Haida Gwaii’s northern hospital is warming up to a greener heating system.
Graham Island Clean Heat, a private, Haida-owned company, is proposing to build and run a wood-fired biomass boiler that would provide both space heating and hot water to the Northern Haida Gwaii Hospital and Health Centre.
The hospital currently uses an electric system, and while it is relatively efficient, switching to biomass means the building would use significantly less diesel-generated electricity.
“It’s a great opportunity,” said Ken Van Aalst, director of facilities maintenance, energy and environmental sustainability for Northern Health.
“We’re hoping to use this as a bit of a test case, and potentially, to use as a model for other facilities.”
While Northern Health tracks the carbon footprint of all its facilities, in this case the emissions actually fall on BC Hydro’s tab, and BC Hydro is offering a financial incentive for the hospital to make the switch.
“They want to get off that diesel power, too,” Aalst said.
On Oct. 16, Northern Health’s board of directors voted in favour of negotiating a sole-source contract with Graham Island Clean Heat, which will include an exact location of the stand-alone boiler facility.
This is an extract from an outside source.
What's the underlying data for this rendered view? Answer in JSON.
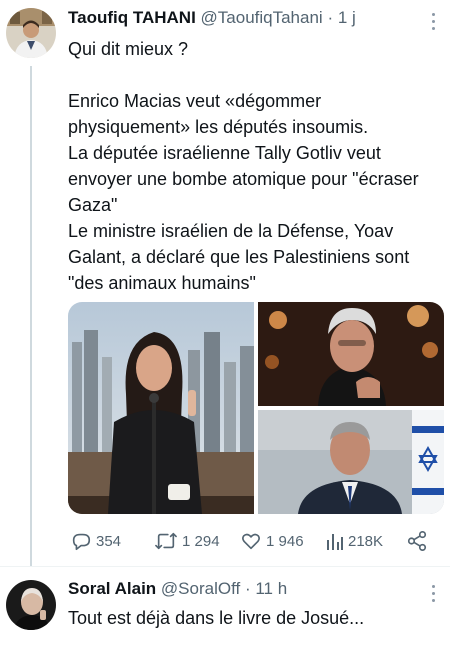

If Northern Health later decides to install similar heating systems in other diesel-reliant communities, that project would likely go to a public bid.
John Disney works for the company. As the former economic development officer for Old Massett, Disney oversaw the installation of a biomass boiler that now heats the Old Massett village hall, health centre, social services office, and Chief Matthews Elementary School.
Similar but much larger than another biomass boiler heating public buildings in Port Clements, it is expected to reduce Old Massett’s carbon footprint by 250 tonnes of CO2 a year and save $130,000 in heating bills.
So long as they use local wood waste, Disney said the clean-burning boilers should be nearly carbon neutral.
“It’s about the same emissions as if you left the wood in the bush to rot,” he said.
But sourcing local wood for the boilers has been a problem.
Disney said the original plan in Old Massett was to use briquettes pressed from sawdust at the joint Abfam/Old Massett sawmill in Port Clements, but it has done little milling lately. Old Massett also applied to the province for a permit to collect waste wood out on the land, but has not received one yet.
“There is so much politics around fibre on Haida Gwaii,” Disney said. “It’s blocking a lot of economy on this island.”
For now, the boilers in Old Massett and Port Clements are using wood pellets shipped from off-island.
Disney said that for now, the proposed plan for the hospital system would do the same. It’s less efficient, he said, but will still displace the carbon emissions associated with diesel-generated electricity.